Later in life, Bahramov – who died in 1993 – had a stadium in Baku named after him. It will host archery at the European Games.
Now, sports minister Rahimov wants new stars, but he will not say precisely how many in terms of European gold medals. But, he confides, he wants the country to finish 10th or higher in the medals table.
Rahimov says his country is doing this to inspire young people like Marina Durunda, a 17-year-old rhythmic gymnast.
Born in Ukraine, she grew up in Cyprus and accepted an invitation to compete for Azerbaijan in 2012.
“The facilities here are great. They are the best in the world of rhythmic gymnastics,” says Durunda, who won bronze in the ribbon event at this year’s European Championships.
“Gymnastics in Azerbaijan is moving very rapidly forward and the facilities are getting better and better … it cannot be compared with any other country. We are treated very well here.”

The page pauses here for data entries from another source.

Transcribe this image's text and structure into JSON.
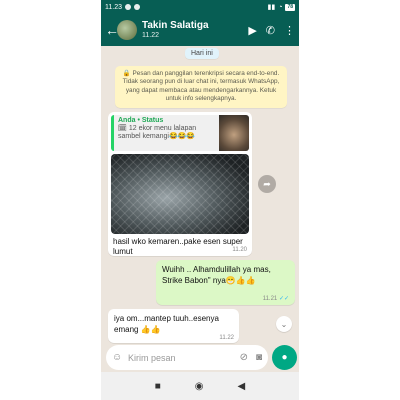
{
  "status_bar": {
    "time": "11.23",
    "battery": "78"
  },
  "header": {
    "contact_name": "Takin Salatiga",
    "last_seen": "11.22"
  },
  "chat": {
    "date_chip": "Hari ini",
    "encryption_note": "🔒 Pesan dan panggilan terenkripsi secara end-to-end. Tidak seorang pun di luar chat ini, termasuk WhatsApp, yang dapat membaca atau mendengarkannya. Ketuk untuk info selengkapnya.",
    "messages": [
      {
        "direction": "incoming",
        "quoted_author": "Anda • Status",
        "quoted_text": "🗓 12 ekor menu lalapan sambel kemangi😂😂😂",
        "caption": "hasil wko kemaren..pake esen super lumut",
        "time": "11.20"
      },
      {
        "direction": "outgoing",
        "text": "Wuihh .. Alhamdulillah ya mas, Strike Babon\" nya😁👍👍",
        "time": "11.21",
        "ticks": "✓✓"
      },
      {
        "direction": "incoming",
        "text": "iya om...mantep tuuh..esenya emang 👍👍",
        "time": "11.22"
      }
    ]
  },
  "input": {
    "placeholder": "Kirim pesan"
  },
  "icons": {
    "back": "arrow-left-icon",
    "video": "video-call-icon",
    "call": "phone-icon",
    "menu": "more-vert-icon",
    "emoji": "emoji-icon",
    "attach": "attach-icon",
    "camera": "camera-icon",
    "mic": "mic-icon"
  },
  "colors": {
    "header": "#075e54",
    "chat_background": "#ece5dd",
    "outgoing_bubble": "#dcf8c6",
    "mic_button": "#00a884"
  }
}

But Denber and Human Rights Watch insist the real motives of Rahimov, and Azerbaijan, don’t put the country’s people first.
“I think that they are eager to boost their prestige – not just the prestige of their country, but also their personal prestige globally and domestically,” says Denber.
“(When) they put their country on display, they put their own sort of personal clout and power on display.”
Clegg says that is not true. He believes the nation’s ambitions are “incredibly healthy” and that a “stunning sporting event” is on the way in June. But he also declined to answer any questions regarding human rights, claiming they are best left to politicians, not sports organizers.
Huseynov, by contrast, says Azeri people know that clout and power all too well.